Cucumbers are rich in vitamin A and C, and minerals like silica. Silica has been proven to improve hair texture, prevent split ends, retain moisture in hair, and accelerate hair growth.
So basically if your silica intake is at correct levels, your hair will have little breakage, have shine, and most importantly, will grow at a faster rate.
Other good sources of silica include: mango, beans, celery, asparagus, green leafy veggies.
8. Sea vegetables
Sea vegetables mean seaweed. Eew, right? I know some of you might cringe at the thought of eating stinky food from the sea but they offer great benefits.
They are rich in iodine, which can help balance an iodine dysfunction in the thyroid glands called hyper/hypothyroidism, often responsible for thinning hair. Now you’re listening?
Sea veggies include kelp, nori (think maki rolls), dulse, kombu, and wakame. I love to put kelp granules or kelp flakes in my soups and salads and making a wakame salad because wakame is the least sea tasting combined with a lemon vinaigrette.
9. Sweet potato
While potato is the most popular eaten “vegetable” (it’s actually a tuber), its distant cousin sweet potato is one the most nutritious foods when it comes to health and beauty benefits.
Sweet potatoes contain omega 3 fatty acids, minerals (magnesium, potassium, zinc) and are packed with beta-carotene, which your body converts to vitamin A, a nourishing agent for your hair. Vitamin A produces the oils that sustain your scalp and protects against dull hair and dry scalp, a leading cause of dandruff.
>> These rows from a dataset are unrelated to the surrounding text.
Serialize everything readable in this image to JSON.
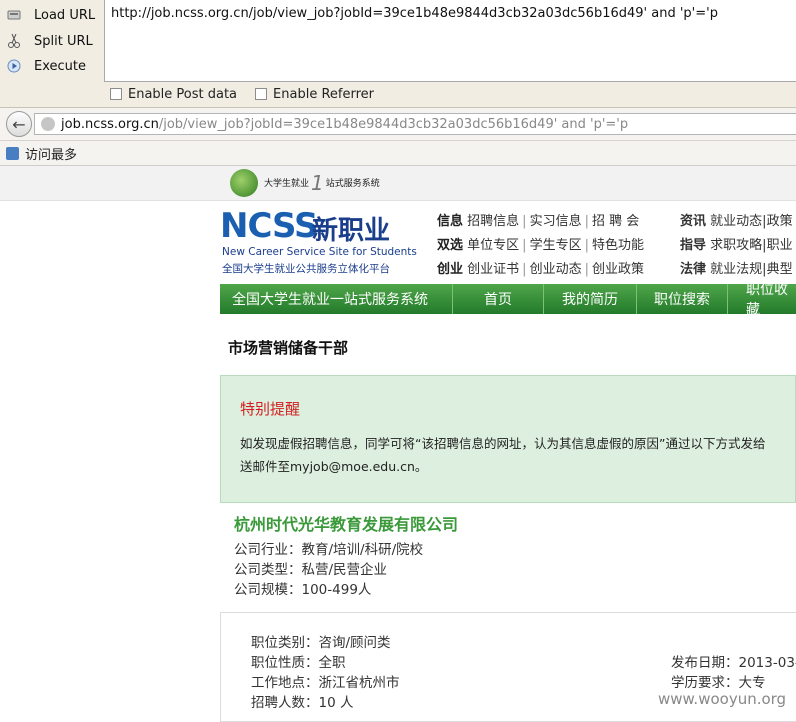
{
  "hackbar": {
    "load_label": "Load URL",
    "split_label": "Split URL",
    "execute_label": "Execute",
    "url_value": "http://job.ncss.org.cn/job/view_job?jobId=39ce1b48e9844d3cb32a03dc56b16d49' and 'p'='p",
    "enable_post": "Enable Post data",
    "enable_referrer": "Enable Referrer"
  },
  "browser": {
    "address_host": "job.ncss.org.cn",
    "address_path": "/job/view_job?jobId=39ce1b48e9844d3cb32a03dc56b16d49' and 'p'='p",
    "bookmark": "访问最多"
  },
  "site": {
    "sublogo_text1": "大学生就业",
    "sublogo_num": "1",
    "sublogo_text2": "站式服务系统",
    "logo_ncs": "NCSS",
    "logo_cn": "新职业",
    "logo_en": "New Career Service Site for Students",
    "logo_sub": "全国大学生就业公共服务立体化平台",
    "nav_rows": [
      {
        "head": "信息",
        "items": [
          "招聘信息",
          "实习信息",
          "招 聘 会"
        ]
      },
      {
        "head": "双选",
        "items": [
          "单位专区",
          "学生专区",
          "特色功能"
        ]
      },
      {
        "head": "创业",
        "items": [
          "创业证书",
          "创业动态",
          "创业政策"
        ]
      }
    ],
    "nav_rows_right": [
      {
        "head": "资讯",
        "items": [
          "就业动态",
          "政策"
        ]
      },
      {
        "head": "指导",
        "items": [
          "求职攻略",
          "职业"
        ]
      },
      {
        "head": "法律",
        "items": [
          "就业法规",
          "典型"
        ]
      }
    ],
    "greenbar_title": "全国大学生就业一站式服务系统",
    "tabs": [
      "首页",
      "我的简历",
      "职位搜索",
      "职位收藏"
    ]
  },
  "job": {
    "title": "市场营销储备干部",
    "notice_heading": "特别提醒",
    "notice_line1": "如发现虚假招聘信息，同学可将“该招聘信息的网址，认为其信息虚假的原因”通过以下方式发给",
    "notice_line2": "送邮件至myjob@moe.edu.cn。",
    "company": "杭州时代光华教育发展有限公司",
    "company_info": [
      "公司行业：教育/培训/科研/院校",
      "公司类型：私营/民营企业",
      "公司规模：100-499人"
    ],
    "job_info": [
      "职位类别：咨询/顾问类",
      "职位性质：全职",
      "工作地点：浙江省杭州市",
      "招聘人数：10 人"
    ],
    "job_right": [
      "发布日期：2013-03-",
      "学历要求：大专"
    ]
  },
  "watermark": "www.wooyun.org"
}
They’re also rich in biotin and vitamin B6, which can reduce hair thinning by increasing scalp circulation and rejuvenating hair follicles.
Other good sources of biotin and vitamin B6 include: sunflower seeds, banana, Swiss, chard, sweet potato, oats, tomatoes, carrots, walnuts, brown rice.
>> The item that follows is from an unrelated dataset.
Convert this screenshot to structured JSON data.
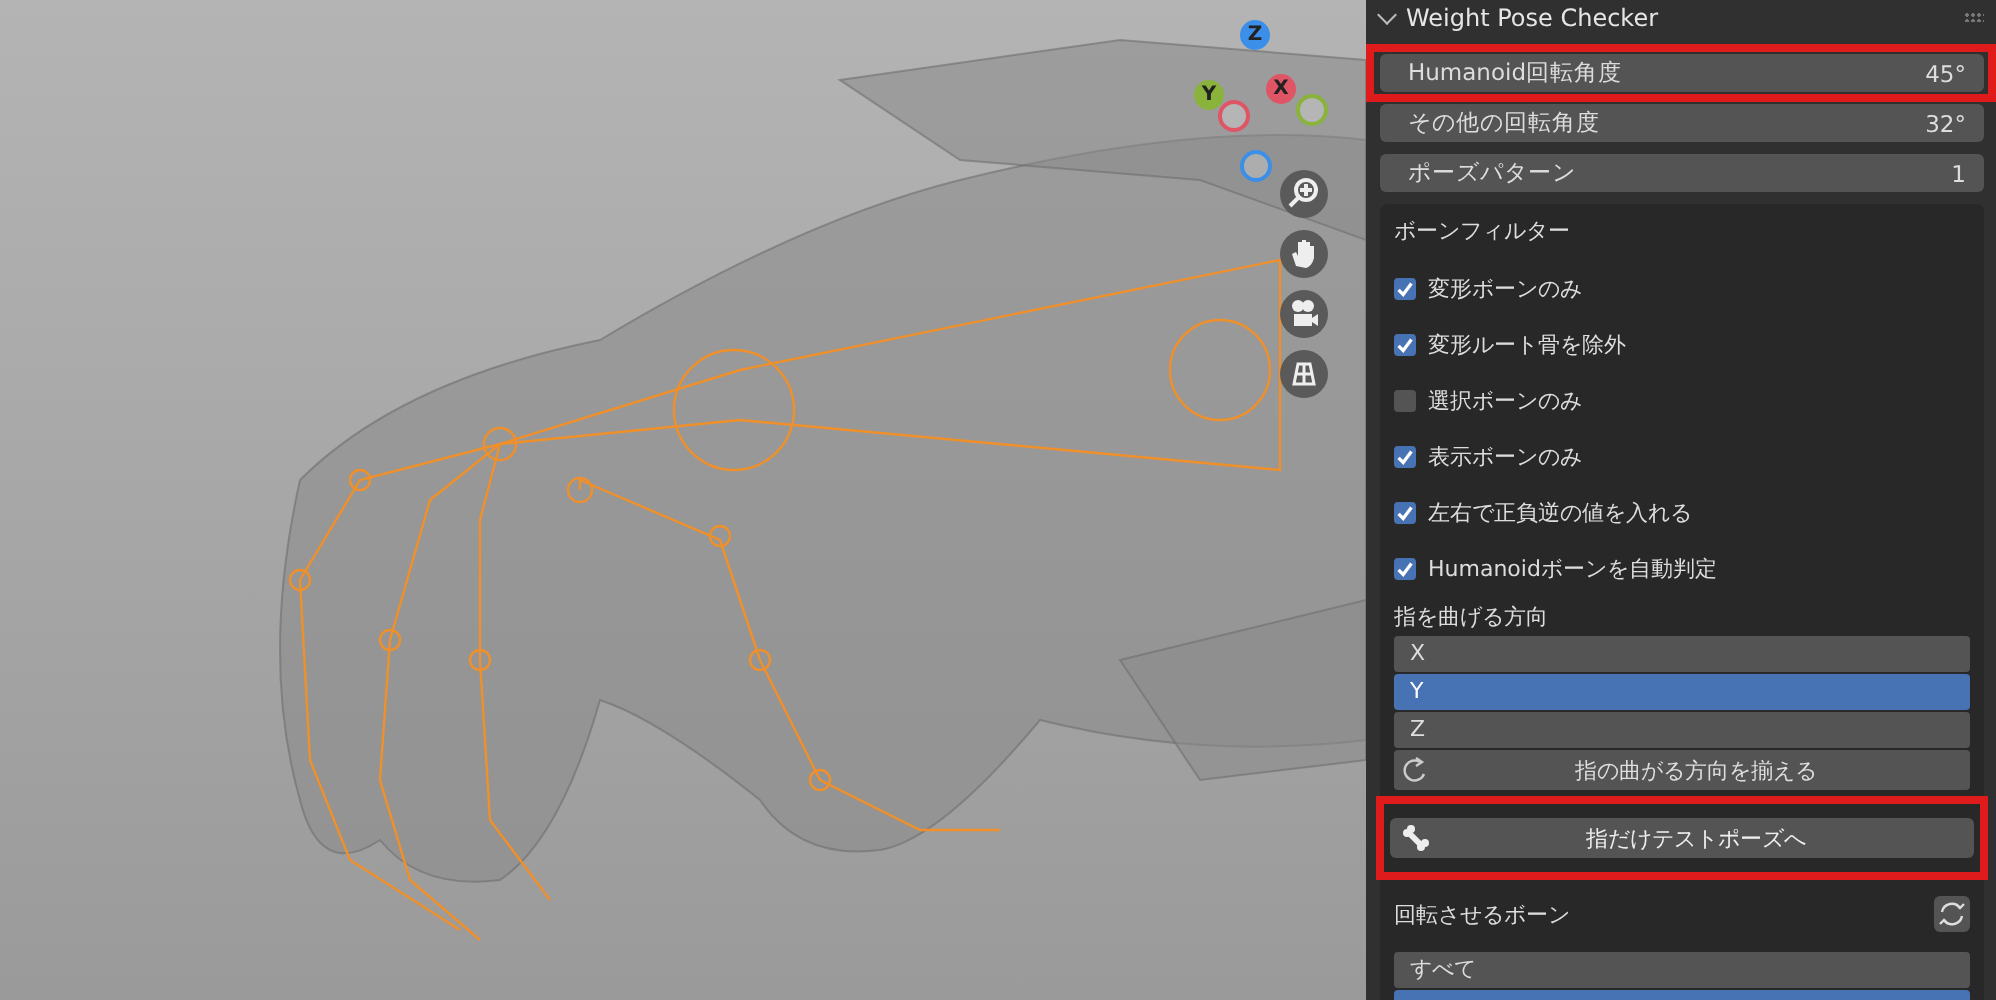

Listen up! Dandelion is not just an annoying weed, it’s a powerhouse of nutrition! This herb can do miracles for your health! Every part of this plant including leaves, flower tops and root provide several health benefits.
Dandelion, mostly the root, is a rich source of vitamin A, C and E as well as B-complex vitamins. Besides, it contains iron, magnesium, phosphorus, potassium, biotin and calcium, all of which play an important role in making your hair strong, stimulating hair growth and keeping hair follicles healthy and scalp oils circulating.
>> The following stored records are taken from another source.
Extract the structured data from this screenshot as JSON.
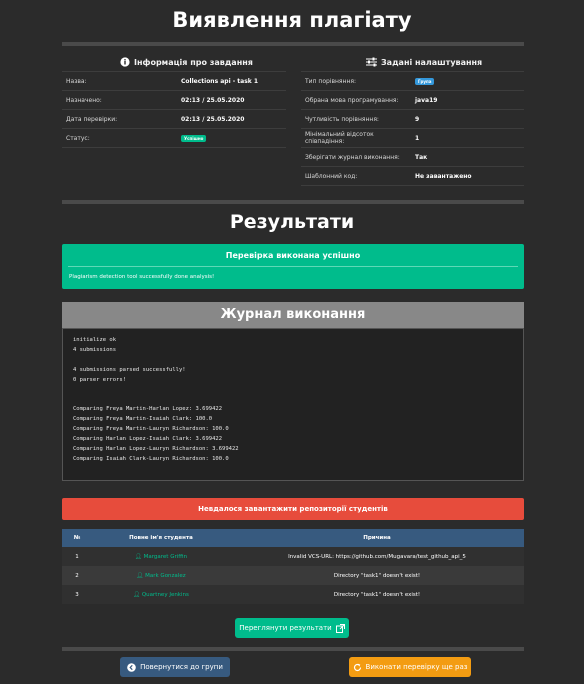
{
  "header": {
    "title": "Виявлення плагіату"
  },
  "task_info": {
    "title": "Інформація про завдання",
    "rows": [
      {
        "label": "Назва:",
        "value": "Collections api - task 1"
      },
      {
        "label": "Назначено:",
        "value": "02:13 / 25.05.2020"
      },
      {
        "label": "Дата перевірки:",
        "value": "02:13 / 25.05.2020"
      },
      {
        "label": "Статус:",
        "badge": "Успішно"
      }
    ]
  },
  "settings": {
    "title": "Задані налаштування",
    "rows": [
      {
        "label": "Тип порівняння:",
        "badge": "Група"
      },
      {
        "label": "Обрана мова програмування:",
        "value": "java19"
      },
      {
        "label": "Чутливість порівняння:",
        "value": "9"
      },
      {
        "label": "Мінімальний відсоток співпадіння:",
        "value": "1"
      },
      {
        "label": "Зберігати журнал виконання:",
        "value": "Так"
      },
      {
        "label": "Шаблонний код:",
        "value": "Не завантажено"
      }
    ]
  },
  "results": {
    "title": "Результати",
    "success_title": "Перевірка виконана успішно",
    "success_message": "Plagiarism detection tool successfully done analysis!"
  },
  "log": {
    "title": "Журнал виконання",
    "text": "initialize ok\n4 submissions\n\n4 submissions parsed successfully!\n0 parser errors!\n\n\nComparing Freya Martin-Harlan Lopez: 3.699422\nComparing Freya Martin-Isaiah Clark: 100.0\nComparing Freya Martin-Lauryn Richardson: 100.0\nComparing Harlan Lopez-Isaiah Clark: 3.699422\nComparing Harlan Lopez-Lauryn Richardson: 3.699422\nComparing Isaiah Clark-Lauryn Richardson: 100.0"
  },
  "errors": {
    "title": "Невдалося завантажити репозиторії студентів",
    "columns": [
      "№",
      "Повне ім'я студента",
      "Причина"
    ],
    "rows": [
      {
        "n": "1",
        "name": "Margaret Griffin",
        "reason": "Invalid VCS-URL: https://github.com/Mugavara/test_github_api_5"
      },
      {
        "n": "2",
        "name": "Mark Gonzalez",
        "reason": "Directory \"task1\" doesn't exist!"
      },
      {
        "n": "3",
        "name": "Quartney Jenkins",
        "reason": "Directory \"task1\" doesn't exist!"
      }
    ]
  },
  "buttons": {
    "view_results": "Переглянути результати",
    "back": "Повернутися до групи",
    "rerun": "Виконати перевірку ще раз"
  },
  "colors": {
    "success": "#00bc8c",
    "danger": "#e74c3c",
    "primary": "#375a7f",
    "warning": "#f39c12",
    "info": "#3498db"
  }
}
Fresh and cultivated dandelion leaves are used raw in several recipes, like green salads and smoothies (with a lot of acid tasting fruit to counter the bitterness) or cooked in stews.
Other good sources of vitamin E include: sunflower seeds, almonds, spinach, Swiss chard, avocado.
ARE YOU LOOKING FORWARD TO OPTIMIZING YOUR NUTRITION?
You’ll have heard this advice a hundred times before.
An overall balanced diet is necessary for a healthy scalp and healthy hair. When you eat the proper foods, it nourishes the cells in your body.
Sure, okay. That makes sense.
But you might not always get all the necessary nutrients.
You need to eat the foods that contain the nutrients that would strengthen your hair. You need to choose the best ones that will give you the healthy, shiny, lustrous locks you’ve always dreamed of.
Because that’s how you will get maximum benefits. That’s how you’ll prevent breakage and thinning. That’s how you’ll stimulate growth.
And now you have a list of the best foods — real food rather than a handful of capsules — to add to your diet in order to nourish your hair.
Don’t just think it’s good for your hair, but think it’s good for your overall wellbeing.
Think of how you’ll feel once you get that head full of glowing hair.
So will you get to it, right now?
Note : You can leave comments and/or questions below the article, Naïby will answer you!
– ATTENTION : I am not a doctor, my advice is based on my own life experiences and is not intended to diagnose any condition. For professional advice and diagnoses, please see your doctor.